If you’re keen to tell new kinds of stories – or old stories in new ways – consider these ten “visual” approaches to writing short-form memoir.
1. The Photo Essay
The art of the photo essay lies in the writer’s careful selection of images balanced with the inclusion of text. Will the photos drive the narrative, or will they fill in textual “gaps” to move the story forward? Vivek Shraya strikes an elegant balance of “showing” and “telling” in her compelling photo narrative, “Trisha.”
2. The Concrete Essay
This form is the next evolution of concrete poetry (A.K.A. shape or pattern poems), reincarnated as CNF. Jennifer Wortman’s “Worst-Case Scenario” presents the story of her husband’s 35-feet fall into a gap while rock climbing, visually – via text shaped like the rocks he fell through.
3. The Illustrated Essay
There’s something so charming about a notebook doodle – perhaps because sketches convey the character of the artist in such an immediate way. I love the narrator’s personality as it comes through Randon Billings’ Noble’s drawings in “Accidental Notes on the Syllabus.”
4. The Graphic Essay
Check out the masters of graphic memoir – Maggie McKnight, Riad Sattouf, Alison Bechdel, Marjane Satrapi, Kristen Radtke, Nicole Georges and Ellen Forney – and understand how powerful comics can be as a medium for personal storytelling.
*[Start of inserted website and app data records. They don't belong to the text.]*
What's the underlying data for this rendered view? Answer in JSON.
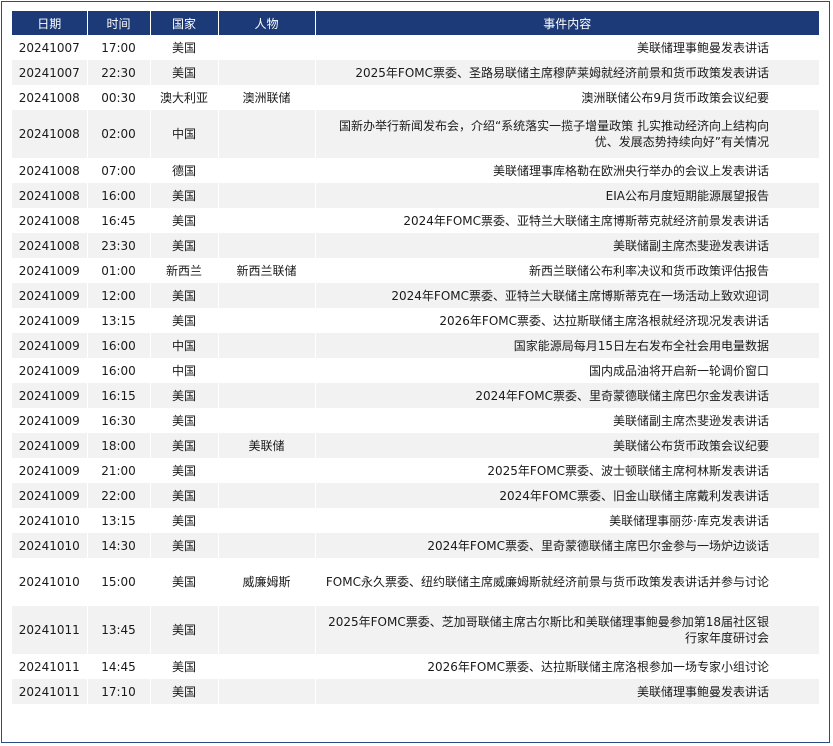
{
  "headers": {
    "date": "日期",
    "time": "时间",
    "country": "国家",
    "person": "人物",
    "event": "事件内容"
  },
  "rows": [
    {
      "date": "20241007",
      "time": "17:00",
      "country": "美国",
      "person": "",
      "event": "美联储理事鲍曼发表讲话"
    },
    {
      "date": "20241007",
      "time": "22:30",
      "country": "美国",
      "person": "",
      "event": "2025年FOMC票委、圣路易联储主席穆萨莱姆就经济前景和货币政策发表讲话"
    },
    {
      "date": "20241008",
      "time": "00:30",
      "country": "澳大利亚",
      "person": "澳洲联储",
      "event": "澳洲联储公布9月货币政策会议纪要"
    },
    {
      "date": "20241008",
      "time": "02:00",
      "country": "中国",
      "person": "",
      "event": "国新办举行新闻发布会，介绍“系统落实一揽子增量政策 扎实推动经济向上结构向优、发展态势持续向好”有关情况"
    },
    {
      "date": "20241008",
      "time": "07:00",
      "country": "德国",
      "person": "",
      "event": "美联储理事库格勒在欧洲央行举办的会议上发表讲话"
    },
    {
      "date": "20241008",
      "time": "16:00",
      "country": "美国",
      "person": "",
      "event": "EIA公布月度短期能源展望报告"
    },
    {
      "date": "20241008",
      "time": "16:45",
      "country": "美国",
      "person": "",
      "event": "2024年FOMC票委、亚特兰大联储主席博斯蒂克就经济前景发表讲话"
    },
    {
      "date": "20241008",
      "time": "23:30",
      "country": "美国",
      "person": "",
      "event": "美联储副主席杰斐逊发表讲话"
    },
    {
      "date": "20241009",
      "time": "01:00",
      "country": "新西兰",
      "person": "新西兰联储",
      "event": "新西兰联储公布利率决议和货币政策评估报告"
    },
    {
      "date": "20241009",
      "time": "12:00",
      "country": "美国",
      "person": "",
      "event": "2024年FOMC票委、亚特兰大联储主席博斯蒂克在一场活动上致欢迎词"
    },
    {
      "date": "20241009",
      "time": "13:15",
      "country": "美国",
      "person": "",
      "event": "2026年FOMC票委、达拉斯联储主席洛根就经济现况发表讲话"
    },
    {
      "date": "20241009",
      "time": "16:00",
      "country": "中国",
      "person": "",
      "event": "国家能源局每月15日左右发布全社会用电量数据"
    },
    {
      "date": "20241009",
      "time": "16:00",
      "country": "中国",
      "person": "",
      "event": "国内成品油将开启新一轮调价窗口"
    },
    {
      "date": "20241009",
      "time": "16:15",
      "country": "美国",
      "person": "",
      "event": "2024年FOMC票委、里奇蒙德联储主席巴尔金发表讲话"
    },
    {
      "date": "20241009",
      "time": "16:30",
      "country": "美国",
      "person": "",
      "event": "美联储副主席杰斐逊发表讲话"
    },
    {
      "date": "20241009",
      "time": "18:00",
      "country": "美国",
      "person": "美联储",
      "event": "美联储公布货币政策会议纪要"
    },
    {
      "date": "20241009",
      "time": "21:00",
      "country": "美国",
      "person": "",
      "event": "2025年FOMC票委、波士顿联储主席柯林斯发表讲话"
    },
    {
      "date": "20241009",
      "time": "22:00",
      "country": "美国",
      "person": "",
      "event": "2024年FOMC票委、旧金山联储主席戴利发表讲话"
    },
    {
      "date": "20241010",
      "time": "13:15",
      "country": "美国",
      "person": "",
      "event": "美联储理事丽莎·库克发表讲话"
    },
    {
      "date": "20241010",
      "time": "14:30",
      "country": "美国",
      "person": "",
      "event": "2024年FOMC票委、里奇蒙德联储主席巴尔金参与一场炉边谈话"
    },
    {
      "date": "20241010",
      "time": "15:00",
      "country": "美国",
      "person": "威廉姆斯",
      "event": "FOMC永久票委、纽约联储主席威廉姆斯就经济前景与货币政策发表讲话并参与讨论"
    },
    {
      "date": "20241011",
      "time": "13:45",
      "country": "美国",
      "person": "",
      "event": "2025年FOMC票委、芝加哥联储主席古尔斯比和美联储理事鲍曼参加第18届社区银行家年度研讨会"
    },
    {
      "date": "20241011",
      "time": "14:45",
      "country": "美国",
      "person": "",
      "event": "2026年FOMC票委、达拉斯联储主席洛根参加一场专家小组讨论"
    },
    {
      "date": "20241011",
      "time": "17:10",
      "country": "美国",
      "person": "",
      "event": "美联储理事鲍曼发表讲话"
    }
  ]
}
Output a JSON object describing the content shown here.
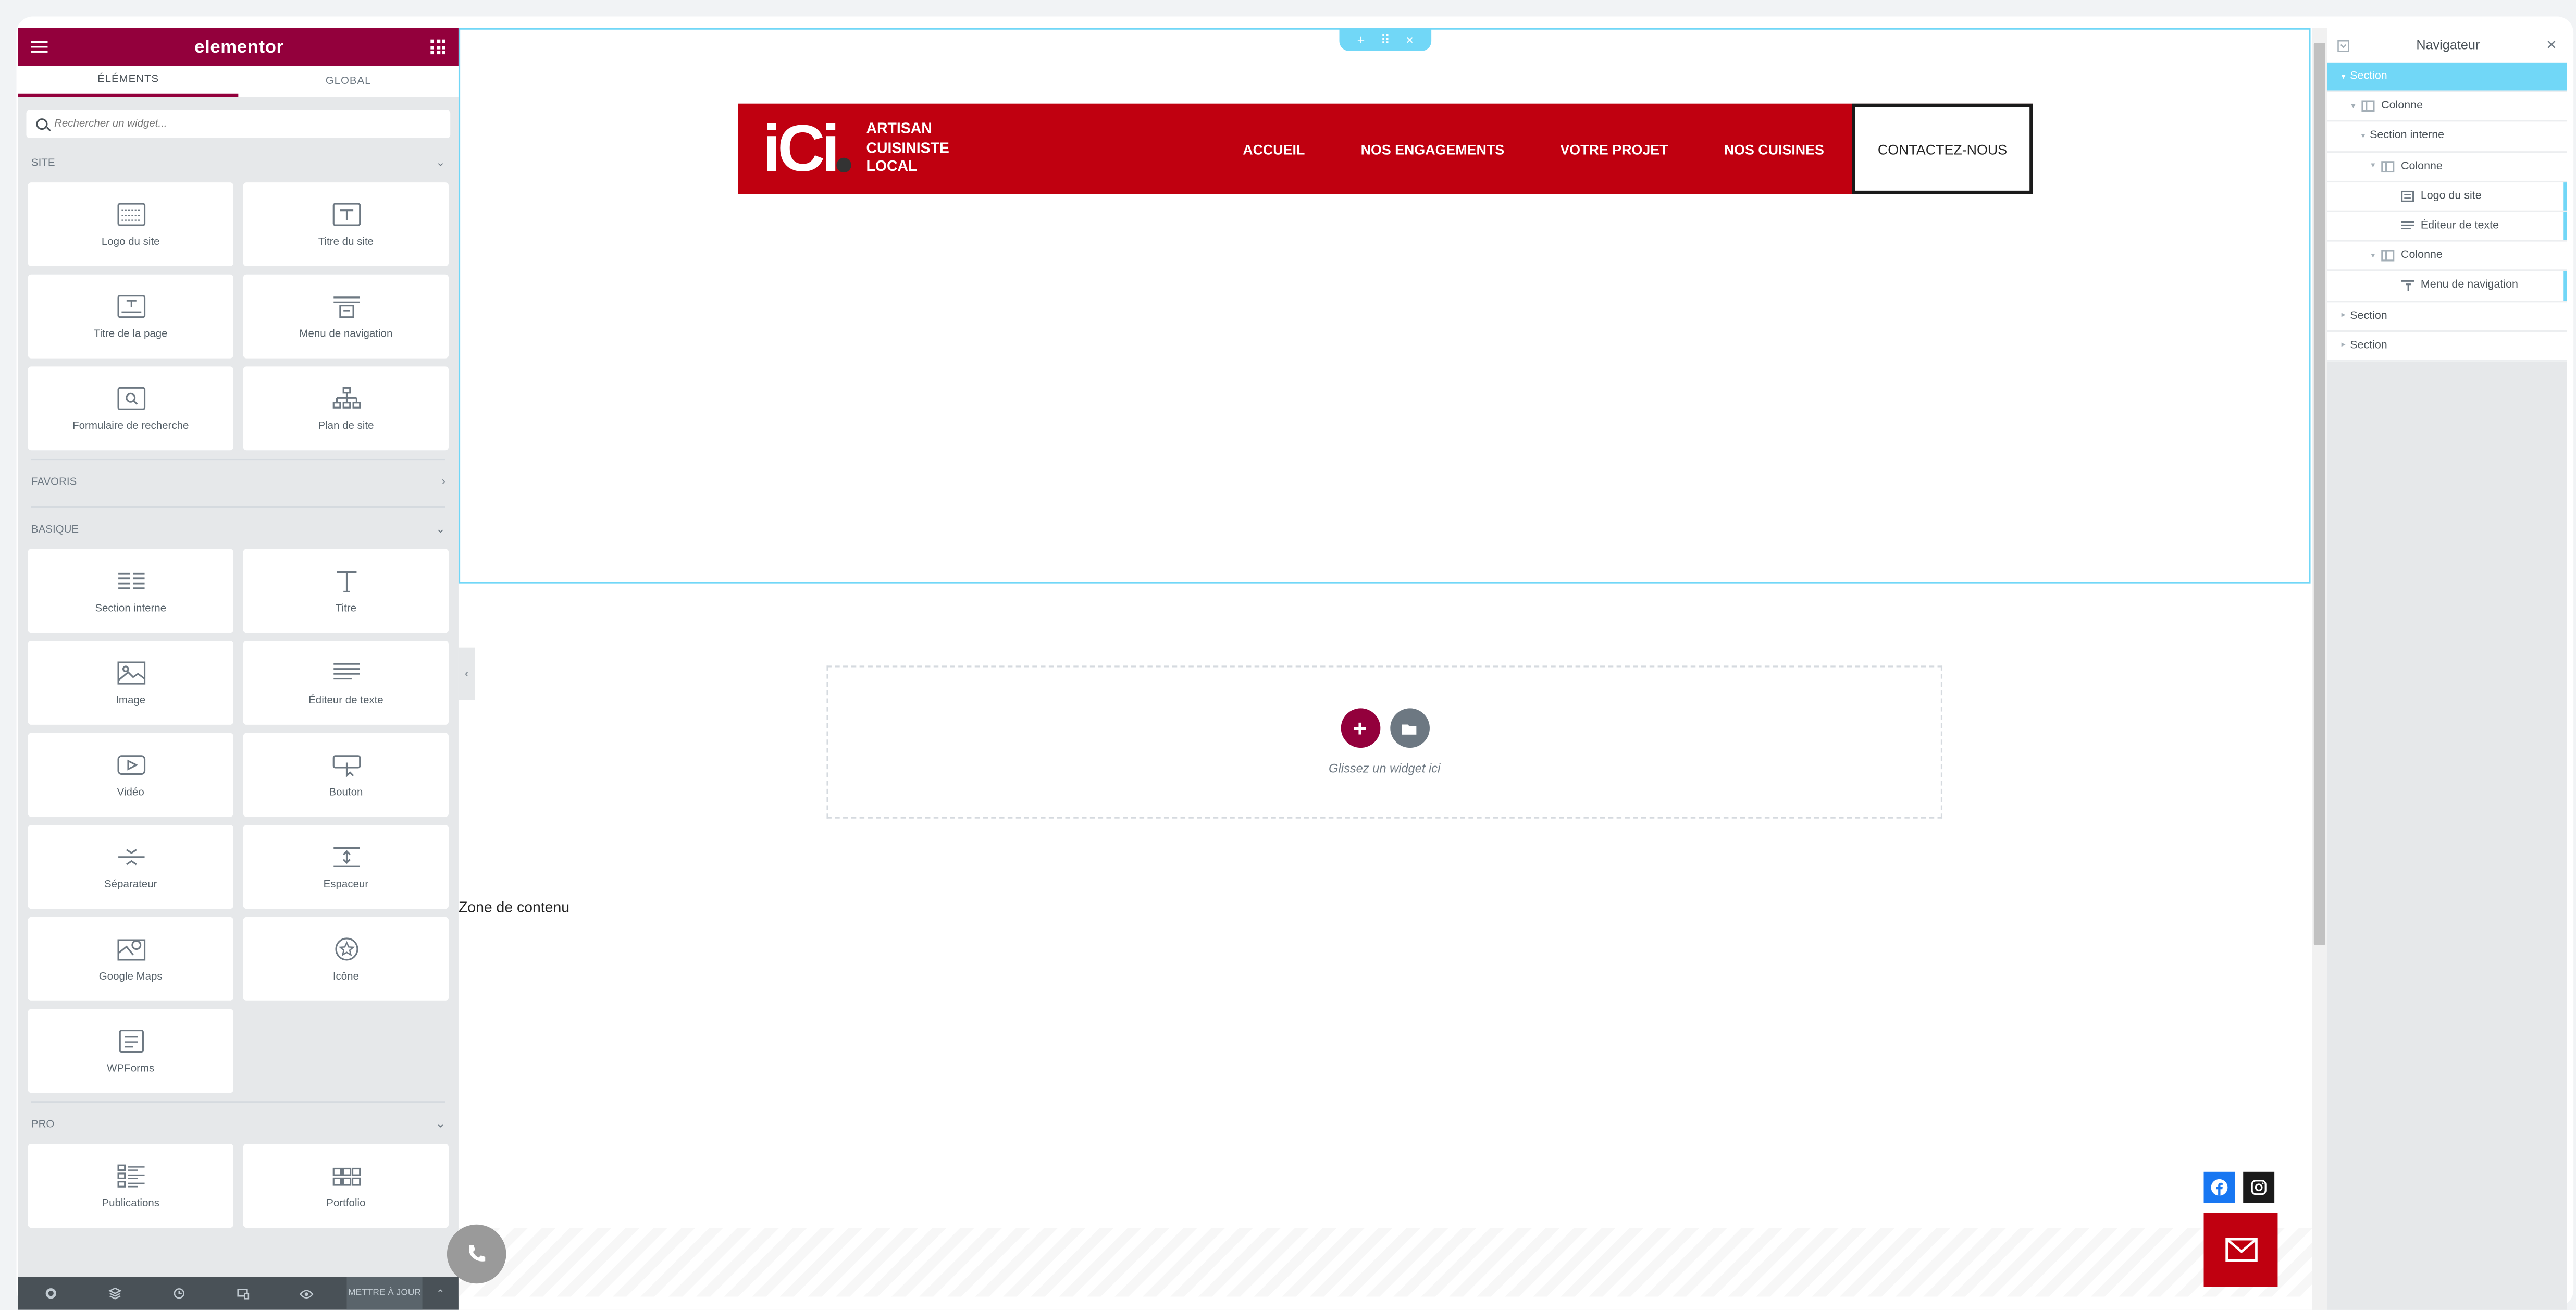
{
  "panel": {
    "brand": "elementor",
    "tabs": [
      {
        "label": "ÉLÉMENTS"
      },
      {
        "label": "GLOBAL"
      }
    ],
    "search_placeholder": "Rechercher un widget...",
    "categories": {
      "site": "SITE",
      "favoris": "FAVORIS",
      "basique": "BASIQUE",
      "pro": "PRO"
    },
    "site_widgets": [
      {
        "label": "Logo du site"
      },
      {
        "label": "Titre du site"
      },
      {
        "label": "Titre de la page"
      },
      {
        "label": "Menu de navigation"
      },
      {
        "label": "Formulaire de recherche"
      },
      {
        "label": "Plan de site"
      }
    ],
    "basic_widgets": [
      {
        "label": "Section interne"
      },
      {
        "label": "Titre"
      },
      {
        "label": "Image"
      },
      {
        "label": "Éditeur de texte"
      },
      {
        "label": "Vidéo"
      },
      {
        "label": "Bouton"
      },
      {
        "label": "Séparateur"
      },
      {
        "label": "Espaceur"
      },
      {
        "label": "Google Maps"
      },
      {
        "label": "Icône"
      },
      {
        "label": "WPForms"
      }
    ],
    "pro_widgets": [
      {
        "label": "Publications"
      },
      {
        "label": "Portfolio"
      }
    ],
    "footer": {
      "update_label": "METTRE À JOUR"
    }
  },
  "canvas": {
    "logo": {
      "mark": "iCi",
      "tagline": [
        "ARTISAN",
        "CUISINISTE",
        "LOCAL"
      ]
    },
    "menu": [
      {
        "label": "ACCUEIL"
      },
      {
        "label": "NOS ENGAGEMENTS"
      },
      {
        "label": "VOTRE PROJET"
      },
      {
        "label": "NOS CUISINES"
      }
    ],
    "cta": "CONTACTEZ-NOUS",
    "dropzone_text": "Glissez un widget ici",
    "zone_label": "Zone de contenu"
  },
  "navigator": {
    "title": "Navigateur",
    "rows": [
      {
        "label": "Section",
        "level": 0,
        "selected": true,
        "icon": "caret-down"
      },
      {
        "label": "Colonne",
        "level": 1,
        "icon": "column-icon"
      },
      {
        "label": "Section interne",
        "level": 2,
        "icon": "none"
      },
      {
        "label": "Colonne",
        "level": 3,
        "icon": "column-icon"
      },
      {
        "label": "Logo du site",
        "level": 4,
        "icon": "logo-icon",
        "widget": true
      },
      {
        "label": "Éditeur de texte",
        "level": 4,
        "icon": "text-icon",
        "widget": true
      },
      {
        "label": "Colonne",
        "level": 3,
        "icon": "column-icon"
      },
      {
        "label": "Menu de navigation",
        "level": 4,
        "icon": "nav-menu-icon",
        "widget": true
      },
      {
        "label": "Section",
        "level": 0,
        "icon": "caret-right"
      },
      {
        "label": "Section",
        "level": 0,
        "icon": "caret-right"
      }
    ]
  },
  "colors": {
    "elementor_brand": "#93003c",
    "site_red": "#c00010",
    "selection_blue": "#71d7f7"
  }
}
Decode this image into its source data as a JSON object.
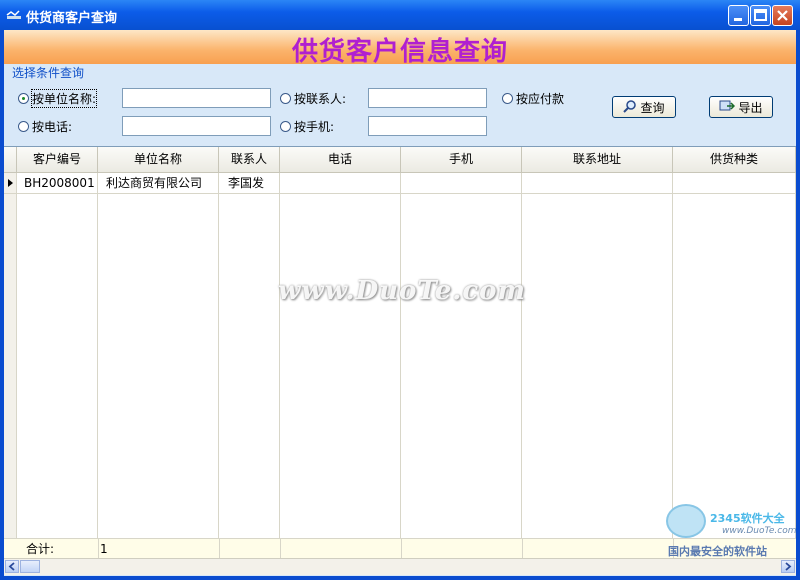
{
  "window": {
    "title": "供货商客户查询"
  },
  "banner": {
    "title": "供货客户信息查询"
  },
  "query": {
    "group_label": "选择条件查询",
    "radios": [
      {
        "label": "按单位名称:",
        "checked": true
      },
      {
        "label": "按联系人:",
        "checked": false
      },
      {
        "label": "按应付款",
        "checked": false
      },
      {
        "label": "按电话:",
        "checked": false
      },
      {
        "label": "按手机:",
        "checked": false
      }
    ],
    "inputs": {
      "unit_name": "",
      "contact": "",
      "phone": "",
      "mobile": ""
    },
    "buttons": {
      "search": "查询",
      "export": "导出"
    }
  },
  "grid": {
    "columns": [
      "客户编号",
      "单位名称",
      "联系人",
      "电话",
      "手机",
      "联系地址",
      "供货种类"
    ],
    "rows": [
      [
        "BH2008001",
        "利达商贸有限公司",
        "李国发",
        "",
        "",
        "",
        ""
      ]
    ],
    "footer": {
      "label": "合计:",
      "count": "1"
    }
  },
  "watermarks": {
    "center": "www.DuoTe.com",
    "logo_line1": "2345软件大全",
    "logo_line2": "www.DuoTe.com",
    "logo_line3": "国内最安全的软件站"
  },
  "colors": {
    "title_bar": "#0c5ce9",
    "banner_text": "#b020d0",
    "banner_bg": "#fbb36b",
    "panel_bg": "#d8e8f8"
  },
  "icons": {
    "search": "magnifier-icon",
    "export": "export-icon"
  }
}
5. The Paper Craft Essay
If you’re wondering what to do with your stockpile of scrapbooking supplies, look no further than Erica’s Trabold’s “Swedish Rye Bread”– an essay constructed as a collage of typed index cards, digital scans, the pages of a vintage cookbook, and scrapbooking paper.
6. The Quilted Essay
Quilting has a long history of embodying narrative in carefully chosen patterns, colours, and symbols. Learn more about textile-based narratives in Sarah Minor’s article “What Quilting and Embroidery Can Teach Us about Narrative Form” and by reading her visual essay, “Log Cabin Quilt.”
7. The Schematic Essay
The Process of Becoming Informed is a found schematic essay published by The Diagram and credited to Michael K. Buckland ofLibrary Services in Theory and Context, Pergamon Press, 1983. Where might you find a visual essay just waiting to be discovered?
8. The Graphic Hermit Crab
The hermit crab essay appropriates a found text – also known as a “false document” – as a “shell” to protect the vulnerable story it contains. The textual form’s logical progression is visual, in which a found graphic is adopted as the essay’s structure. J. Robert Lennon’s “Turnabout: A Story Game” is a graphic hermit crab essay that can be read starting at any point, proceeding in any direction.
9. The Video Essay
Video is a natural medium for personal narrative, and John Breslund is known as a pioneer of the visual essay form. This article includes a Q and A with Bresland and his collaborator, poet and essayist, Eula Biss, with links to some of their groundbreaking work including “Ode to Every Thing.”
10. The Interactive Essay
“Hypertext is spatial in every direction, truly nonsequential—nothing follows by necessity anything else in the essay” write Brenda Miller and Suzanne Paola in Tell It Slant. Exemplary interactive hypertext CNF include Dinty W. Moore’s “Mr. Plimpton’s Revenge: A Google Map Essay,” Christine Wilks’ “Fitting the Pattern” and the work of Eric LeMay.
I hope this survey of the visual essay, in all its weird and wonderfully varied forms, inspires you to try a new approach to telling your stories. No matter your level of skill, experience, or talent with the visual arts, you can start including visuals in your work easily – and to great effect – incorporating images or multi-media collage.
Which visual essay format appeals to you the most? I’d love to hear which visual essays inspire your next project!